Collection entries
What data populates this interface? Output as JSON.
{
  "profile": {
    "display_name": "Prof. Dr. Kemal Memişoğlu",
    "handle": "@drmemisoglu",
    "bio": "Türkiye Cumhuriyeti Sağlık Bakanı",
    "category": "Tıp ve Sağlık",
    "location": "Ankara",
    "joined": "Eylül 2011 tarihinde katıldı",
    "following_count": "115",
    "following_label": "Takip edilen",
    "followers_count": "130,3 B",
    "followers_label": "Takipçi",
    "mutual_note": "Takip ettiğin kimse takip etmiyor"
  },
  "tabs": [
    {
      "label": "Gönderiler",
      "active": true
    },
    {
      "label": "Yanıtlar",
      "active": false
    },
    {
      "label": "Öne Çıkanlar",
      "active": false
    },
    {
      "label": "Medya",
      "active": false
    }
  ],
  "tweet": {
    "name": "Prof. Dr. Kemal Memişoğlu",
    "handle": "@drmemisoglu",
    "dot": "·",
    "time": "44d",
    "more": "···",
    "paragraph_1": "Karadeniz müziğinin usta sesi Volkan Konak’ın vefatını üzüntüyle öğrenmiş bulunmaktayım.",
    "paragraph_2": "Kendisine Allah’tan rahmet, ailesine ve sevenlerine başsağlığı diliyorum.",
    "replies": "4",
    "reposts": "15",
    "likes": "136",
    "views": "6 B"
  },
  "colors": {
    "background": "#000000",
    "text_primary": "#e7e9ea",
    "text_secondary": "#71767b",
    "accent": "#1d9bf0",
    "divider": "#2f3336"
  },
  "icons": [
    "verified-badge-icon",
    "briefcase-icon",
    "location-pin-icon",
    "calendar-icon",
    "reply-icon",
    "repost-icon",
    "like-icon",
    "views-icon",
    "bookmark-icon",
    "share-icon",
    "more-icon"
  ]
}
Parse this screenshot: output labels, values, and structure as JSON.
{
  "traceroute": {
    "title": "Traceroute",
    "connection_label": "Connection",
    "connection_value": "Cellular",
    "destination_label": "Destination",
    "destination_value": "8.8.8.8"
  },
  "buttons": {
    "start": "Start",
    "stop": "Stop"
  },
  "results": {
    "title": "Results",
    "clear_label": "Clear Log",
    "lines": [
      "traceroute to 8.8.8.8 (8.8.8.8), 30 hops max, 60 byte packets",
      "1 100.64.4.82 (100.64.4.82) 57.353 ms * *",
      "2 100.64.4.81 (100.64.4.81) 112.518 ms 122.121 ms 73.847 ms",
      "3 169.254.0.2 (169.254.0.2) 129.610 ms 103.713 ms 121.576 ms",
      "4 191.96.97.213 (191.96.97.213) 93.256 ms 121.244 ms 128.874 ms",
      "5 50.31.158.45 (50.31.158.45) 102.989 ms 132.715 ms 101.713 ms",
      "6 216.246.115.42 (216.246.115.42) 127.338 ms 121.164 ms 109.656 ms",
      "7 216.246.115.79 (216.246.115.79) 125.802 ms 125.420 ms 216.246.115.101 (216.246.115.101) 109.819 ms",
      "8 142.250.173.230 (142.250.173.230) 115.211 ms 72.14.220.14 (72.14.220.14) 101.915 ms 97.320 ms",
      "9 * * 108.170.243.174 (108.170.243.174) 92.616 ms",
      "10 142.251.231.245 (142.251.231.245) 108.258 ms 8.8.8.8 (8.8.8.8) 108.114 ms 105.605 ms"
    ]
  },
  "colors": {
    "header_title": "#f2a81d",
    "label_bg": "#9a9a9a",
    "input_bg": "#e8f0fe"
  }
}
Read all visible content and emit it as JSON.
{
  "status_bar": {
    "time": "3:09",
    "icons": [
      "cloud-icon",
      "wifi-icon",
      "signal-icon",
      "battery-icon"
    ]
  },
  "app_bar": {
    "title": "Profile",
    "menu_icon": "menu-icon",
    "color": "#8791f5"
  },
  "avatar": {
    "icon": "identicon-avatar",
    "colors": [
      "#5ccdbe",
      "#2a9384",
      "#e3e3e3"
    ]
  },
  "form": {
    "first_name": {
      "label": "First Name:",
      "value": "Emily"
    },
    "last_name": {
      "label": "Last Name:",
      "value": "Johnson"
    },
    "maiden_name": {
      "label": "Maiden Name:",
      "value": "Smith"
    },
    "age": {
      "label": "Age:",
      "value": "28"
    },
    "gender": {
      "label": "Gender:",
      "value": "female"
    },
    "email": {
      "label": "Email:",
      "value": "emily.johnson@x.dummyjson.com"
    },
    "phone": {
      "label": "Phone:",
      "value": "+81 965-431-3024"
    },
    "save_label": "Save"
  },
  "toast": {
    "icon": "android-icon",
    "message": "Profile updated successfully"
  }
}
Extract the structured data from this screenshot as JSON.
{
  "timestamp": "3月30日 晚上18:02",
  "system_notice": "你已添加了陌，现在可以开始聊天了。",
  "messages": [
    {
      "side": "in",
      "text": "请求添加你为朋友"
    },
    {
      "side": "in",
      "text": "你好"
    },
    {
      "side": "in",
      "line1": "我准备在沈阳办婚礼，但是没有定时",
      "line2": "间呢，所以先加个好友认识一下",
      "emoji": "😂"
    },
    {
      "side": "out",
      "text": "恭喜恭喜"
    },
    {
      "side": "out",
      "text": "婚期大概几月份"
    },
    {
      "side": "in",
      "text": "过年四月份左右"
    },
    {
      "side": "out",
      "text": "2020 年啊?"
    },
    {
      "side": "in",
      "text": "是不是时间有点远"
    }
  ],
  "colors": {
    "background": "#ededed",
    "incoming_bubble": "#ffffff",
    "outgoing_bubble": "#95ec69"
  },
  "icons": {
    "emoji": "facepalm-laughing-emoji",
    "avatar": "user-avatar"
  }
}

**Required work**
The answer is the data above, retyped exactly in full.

**Response to the exercise**
What data populates this interface? Output as JSON.
{
  "profile": {
    "display_name": "Prof. Dr. Kemal Memişoğlu",
    "handle": "@drmemisoglu",
    "bio": "Türkiye Cumhuriyeti Sağlık Bakanı",
    "category": "Tıp ve Sağlık",
    "location": "Ankara",
    "joined": "Eylül 2011 tarihinde katıldı",
    "following_count": "115",
    "following_label": "Takip edilen",
    "followers_count": "130,3 B",
    "followers_label": "Takipçi",
    "mutual_note": "Takip ettiğin kimse takip etmiyor"
  },
  "tabs": [
    {
      "label": "Gönderiler",
      "active": true
    },
    {
      "label": "Yanıtlar",
      "active": false
    },
    {
      "label": "Öne Çıkanlar",
      "active": false
    },
    {
      "label": "Medya",
      "active": false
    }
  ],
  "tweet": {
    "name": "Prof. Dr. Kemal Memişoğlu",
    "handle": "@drmemisoglu",
    "dot": "·",
    "time": "44d",
    "more": "···",
    "paragraph_1": "Karadeniz müziğinin usta sesi Volkan Konak’ın vefatını üzüntüyle öğrenmiş bulunmaktayım.",
    "paragraph_2": "Kendisine Allah’tan rahmet, ailesine ve sevenlerine başsağlığı diliyorum.",
    "replies": "4",
    "reposts": "15",
    "likes": "136",
    "views": "6 B"
  },
  "colors": {
    "background": "#000000",
    "text_primary": "#e7e9ea",
    "text_secondary": "#71767b",
    "accent": "#1d9bf0",
    "divider": "#2f3336"
  },
  "icons": [
    "verified-badge-icon",
    "briefcase-icon",
    "location-pin-icon",
    "calendar-icon",
    "reply-icon",
    "repost-icon",
    "like-icon",
    "views-icon",
    "bookmark-icon",
    "share-icon",
    "more-icon"
  ]
}
Parse this screenshot: output labels, values, and structure as JSON.
{
  "traceroute": {
    "title": "Traceroute",
    "connection_label": "Connection",
    "connection_value": "Cellular",
    "destination_label": "Destination",
    "destination_value": "8.8.8.8"
  },
  "buttons": {
    "start": "Start",
    "stop": "Stop"
  },
  "results": {
    "title": "Results",
    "clear_label": "Clear Log",
    "lines": [
      "traceroute to 8.8.8.8 (8.8.8.8), 30 hops max, 60 byte packets",
      "1 100.64.4.82 (100.64.4.82) 57.353 ms * *",
      "2 100.64.4.81 (100.64.4.81) 112.518 ms 122.121 ms 73.847 ms",
      "3 169.254.0.2 (169.254.0.2) 129.610 ms 103.713 ms 121.576 ms",
      "4 191.96.97.213 (191.96.97.213) 93.256 ms 121.244 ms 128.874 ms",
      "5 50.31.158.45 (50.31.158.45) 102.989 ms 132.715 ms 101.713 ms",
      "6 216.246.115.42 (216.246.115.42) 127.338 ms 121.164 ms 109.656 ms",
      "7 216.246.115.79 (216.246.115.79) 125.802 ms 125.420 ms 216.246.115.101 (216.246.115.101) 109.819 ms",
      "8 142.250.173.230 (142.250.173.230) 115.211 ms 72.14.220.14 (72.14.220.14) 101.915 ms 97.320 ms",
      "9 * * 108.170.243.174 (108.170.243.174) 92.616 ms",
      "10 142.251.231.245 (142.251.231.245) 108.258 ms 8.8.8.8 (8.8.8.8) 108.114 ms 105.605 ms"
    ]
  },
  "colors": {
    "header_title": "#f2a81d",
    "label_bg": "#9a9a9a",
    "input_bg": "#e8f0fe"
  }
}
Read all visible content and emit it as JSON.
{
  "status_bar": {
    "time": "3:09",
    "icons": [
      "cloud-icon",
      "wifi-icon",
      "signal-icon",
      "battery-icon"
    ]
  },
  "app_bar": {
    "title": "Profile",
    "menu_icon": "menu-icon",
    "color": "#8791f5"
  },
  "avatar": {
    "icon": "identicon-avatar",
    "colors": [
      "#5ccdbe",
      "#2a9384",
      "#e3e3e3"
    ]
  },
  "form": {
    "first_name": {
      "label": "First Name:",
      "value": "Emily"
    },
    "last_name": {
      "label": "Last Name:",
      "value": "Johnson"
    },
    "maiden_name": {
      "label": "Maiden Name:",
      "value": "Smith"
    },
    "age": {
      "label": "Age:",
      "value": "28"
    },
    "gender": {
      "label": "Gender:",
      "value": "female"
    },
    "email": {
      "label": "Email:",
      "value": "emily.johnson@x.dummyjson.com"
    },
    "phone": {
      "label": "Phone:",
      "value": "+81 965-431-3024"
    },
    "save_label": "Save"
  },
  "toast": {
    "icon": "android-icon",
    "message": "Profile updated successfully"
  }
}
Extract the structured data from this screenshot as JSON.
{
  "timestamp": "3月30日 晚上18:02",
  "system_notice": "你已添加了陌，现在可以开始聊天了。",
  "messages": [
    {
      "side": "in",
      "text": "请求添加你为朋友"
    },
    {
      "side": "in",
      "text": "你好"
    },
    {
      "side": "in",
      "line1": "我准备在沈阳办婚礼，但是没有定时",
      "line2": "间呢，所以先加个好友认识一下",
      "emoji": "😂"
    },
    {
      "side": "out",
      "text": "恭喜恭喜"
    },
    {
      "side": "out",
      "text": "婚期大概几月份"
    },
    {
      "side": "in",
      "text": "过年四月份左右"
    },
    {
      "side": "out",
      "text": "2020 年啊?"
    },
    {
      "side": "in",
      "text": "是不是时间有点远"
    }
  ],
  "colors": {
    "background": "#ededed",
    "incoming_bubble": "#ffffff",
    "outgoing_bubble": "#95ec69"
  },
  "icons": {
    "emoji": "facepalm-laughing-emoji",
    "avatar": "user-avatar"
  }
}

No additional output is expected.